Estate Planning And Your Business
When it comes to estate planning, people often give a lot of thought to their personal affairs—what will go where, and to whom, and how their personal property will be managed. But what about your business? There are a lot of estate issues when it comes to your business, and how it will go on when you are no longer around. This is especially important if you have a viable, income producing business that you intend to leave to your kids or family members.
Getting Documents in Order
The first thing you need to be certain of is to make sure that your corporate documents are “in line” with your estate documents. In other words, you may say that the business (or your interest in it) will pass on to a family member. But if the corporate documents don’t say that, you may have a problem, and the corporate documents could govern your estate planning documents.

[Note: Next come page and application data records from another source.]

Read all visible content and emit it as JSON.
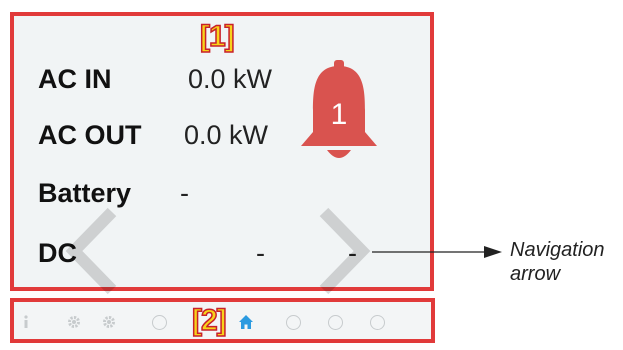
{
  "screen": {
    "marker": "[1]",
    "rows": [
      {
        "label": "AC IN",
        "value": "0.0 kW"
      },
      {
        "label": "AC OUT",
        "value": "0.0 kW"
      },
      {
        "label": "Battery",
        "value": "-"
      },
      {
        "label": "DC",
        "value": "-",
        "value2": "-"
      }
    ],
    "alarm": {
      "count": "1",
      "color": "#d9534f",
      "icon": "bell-icon"
    },
    "nav_arrows": [
      "chevron-left-icon",
      "chevron-right-icon"
    ]
  },
  "pagebar": {
    "marker": "[2]",
    "icons": [
      "info-icon",
      "gear-icon",
      "gear-icon",
      "circle-icon",
      "placeholder",
      "home-icon",
      "circle-icon",
      "circle-icon",
      "circle-icon"
    ],
    "active_color": "#2a9ae0"
  },
  "annotation": {
    "line1": "Navigation",
    "line2": "arrow"
  }
}
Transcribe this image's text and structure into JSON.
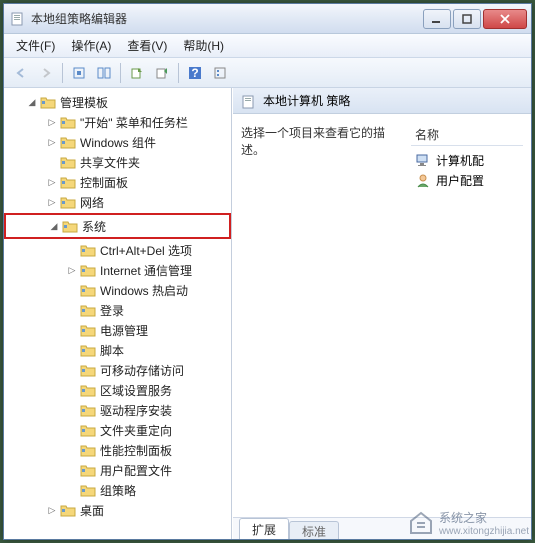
{
  "window": {
    "title": "本地组策略编辑器"
  },
  "menu": {
    "file": "文件(F)",
    "action": "操作(A)",
    "view": "查看(V)",
    "help": "帮助(H)"
  },
  "tree": {
    "root": "管理模板",
    "items": [
      {
        "label": "\"开始\" 菜单和任务栏",
        "exp": "closed"
      },
      {
        "label": "Windows 组件",
        "exp": "closed"
      },
      {
        "label": "共享文件夹",
        "exp": "none"
      },
      {
        "label": "控制面板",
        "exp": "closed"
      },
      {
        "label": "网络",
        "exp": "closed"
      }
    ],
    "system": {
      "label": "系统",
      "exp": "open"
    },
    "system_children": [
      {
        "label": "Ctrl+Alt+Del 选项",
        "exp": "none"
      },
      {
        "label": "Internet 通信管理",
        "exp": "closed"
      },
      {
        "label": "Windows 热启动",
        "exp": "none"
      },
      {
        "label": "登录",
        "exp": "none"
      },
      {
        "label": "电源管理",
        "exp": "none"
      },
      {
        "label": "脚本",
        "exp": "none"
      },
      {
        "label": "可移动存储访问",
        "exp": "none"
      },
      {
        "label": "区域设置服务",
        "exp": "none"
      },
      {
        "label": "驱动程序安装",
        "exp": "none"
      },
      {
        "label": "文件夹重定向",
        "exp": "none"
      },
      {
        "label": "性能控制面板",
        "exp": "none"
      },
      {
        "label": "用户配置文件",
        "exp": "none"
      },
      {
        "label": "组策略",
        "exp": "none"
      }
    ],
    "after_system": {
      "label": "桌面",
      "exp": "closed"
    }
  },
  "right": {
    "header": "本地计算机 策略",
    "description": "选择一个项目来查看它的描述。",
    "col_name": "名称",
    "items": {
      "computer": "计算机配",
      "user": "用户配置"
    }
  },
  "tabs": {
    "extended": "扩展",
    "standard": "标准"
  },
  "watermark": {
    "brand": "系统之家",
    "url": "www.xitongzhijia.net"
  }
}
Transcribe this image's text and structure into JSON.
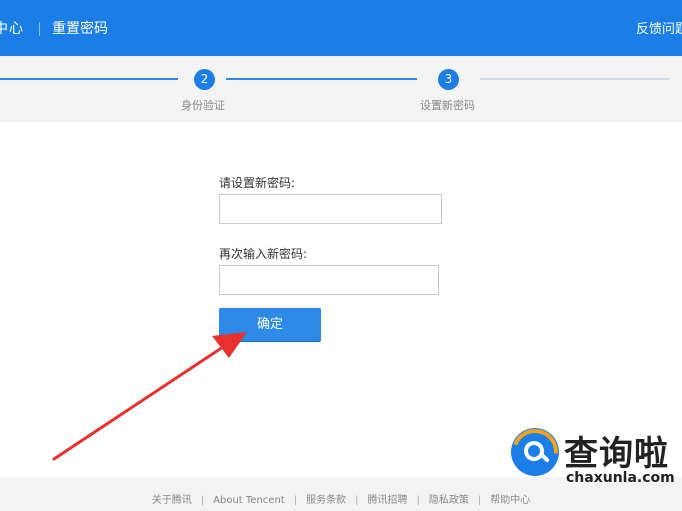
{
  "header": {
    "left_title": "中心",
    "page_title": "重置密码",
    "feedback": "反馈问题"
  },
  "steps": [
    {
      "number": "2",
      "label": "身份验证"
    },
    {
      "number": "3",
      "label": "设置新密码"
    }
  ],
  "form": {
    "new_password_label": "请设置新密码:",
    "new_password_value": "",
    "confirm_password_label": "再次输入新密码:",
    "confirm_password_value": "",
    "confirm_button": "确定"
  },
  "footer": {
    "links": [
      "关于腾讯",
      "About Tencent",
      "服务条款",
      "腾讯招聘",
      "隐私政策",
      "帮助中心"
    ],
    "separator": "|"
  },
  "watermark": {
    "brand": "查询啦",
    "url": "chaxunla.com"
  },
  "colors": {
    "brand_blue": "#1a7ee6",
    "button_blue": "#2d8ae6",
    "annotation_arrow": "#e8312f"
  }
}
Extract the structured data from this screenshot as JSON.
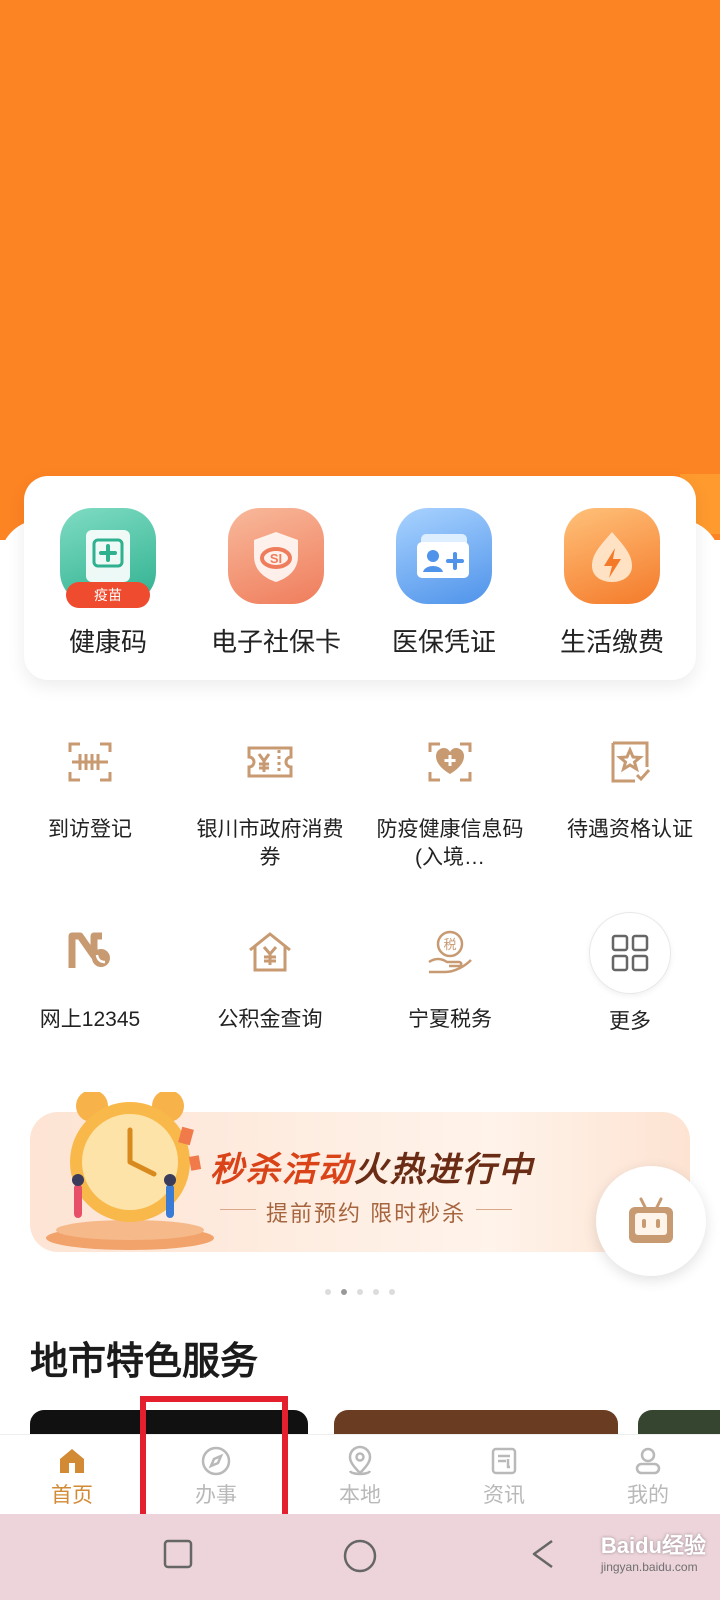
{
  "colors": {
    "header_orange": "#fd8423",
    "tab_active": "#d28a35",
    "tab_inactive": "#b9b9b9",
    "icon_tan": "#c89a72",
    "highlight_red": "#e5202e"
  },
  "main_services": [
    {
      "label": "健康码",
      "icon": "health-code-icon",
      "badge": "疫苗"
    },
    {
      "label": "电子社保卡",
      "icon": "social-security-card-icon"
    },
    {
      "label": "医保凭证",
      "icon": "medical-insurance-icon"
    },
    {
      "label": "生活缴费",
      "icon": "utility-payment-icon"
    }
  ],
  "grid_services": [
    {
      "label": "到访登记",
      "icon": "visitor-registration-icon"
    },
    {
      "label": "银川市政府消费券",
      "icon": "voucher-icon"
    },
    {
      "label": "防疫健康信息码(入境…",
      "icon": "epidemic-health-icon"
    },
    {
      "label": "待遇资格认证",
      "icon": "qualification-certification-icon"
    },
    {
      "label": "网上12345",
      "icon": "hotline-12345-icon"
    },
    {
      "label": "公积金查询",
      "icon": "housing-fund-icon"
    },
    {
      "label": "宁夏税务",
      "icon": "tax-icon"
    },
    {
      "label": "更多",
      "icon": "more-grid-icon"
    }
  ],
  "banner": {
    "title_part1": "秒杀活动",
    "title_part2": "火热进行中",
    "subtitle": "提前预约  限时秒杀",
    "carousel_count": 5,
    "carousel_active": 2
  },
  "section": {
    "title": "地市特色服务"
  },
  "tabbar": [
    {
      "label": "首页",
      "icon": "home-icon",
      "active": true
    },
    {
      "label": "办事",
      "icon": "compass-icon",
      "active": false
    },
    {
      "label": "本地",
      "icon": "location-pin-icon",
      "active": false
    },
    {
      "label": "资讯",
      "icon": "news-icon",
      "active": false
    },
    {
      "label": "我的",
      "icon": "profile-icon",
      "active": false
    }
  ],
  "watermark": {
    "brand": "Baidu经验",
    "url": "jingyan.baidu.com"
  }
}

For example, if you leave your shares in your company to a relative, many shareholders agreements include buyout provisions, where the other shareholders can pay the new member (your relative, here), and force the new member to sell the shares back to the company.
If you want to avoid that, that means that you will have to both take that payment (buyout money) into account in your estate documents, and, if you don’t want the company to have that buy out option, you will have to amend the corporate documents accordingly.
What About Control?
You may have ownership, control, oversight and decision-making authority in your company while you are around.
But if you only leave “your shares” or “your interest” in the business to a relative, that may not also include the ability to run or operate the business. Again, your beneficiaries’ ability to run the business is something your corporate documents need to address, so they are in line with your estate wishes.
Policies and Procedures
Your business’ policies and procedures may sound like a business law matter, not estate law. But if you are leaving your business or your interest in it to a relative, is there something to ensure a smooth succession of the business to your relative? Making sure that your business has policies and procedures, can ensure that your relatives will be able to run and manage the business that you pass down to them.
Have you looked at your business contracts? Many contracts could consider your passing to be a default in the agreement. That means that when your relative inherits the business, he or she could be left owing a lot of money, through no fault of their own (or yours). Now would be a good time to make sure that your contracts don’t have a default provision on your passing.
Call the Torrance estate planning attorneys at Samuel Ford Law today for help making sure your assets go where you want them to go when you are gone.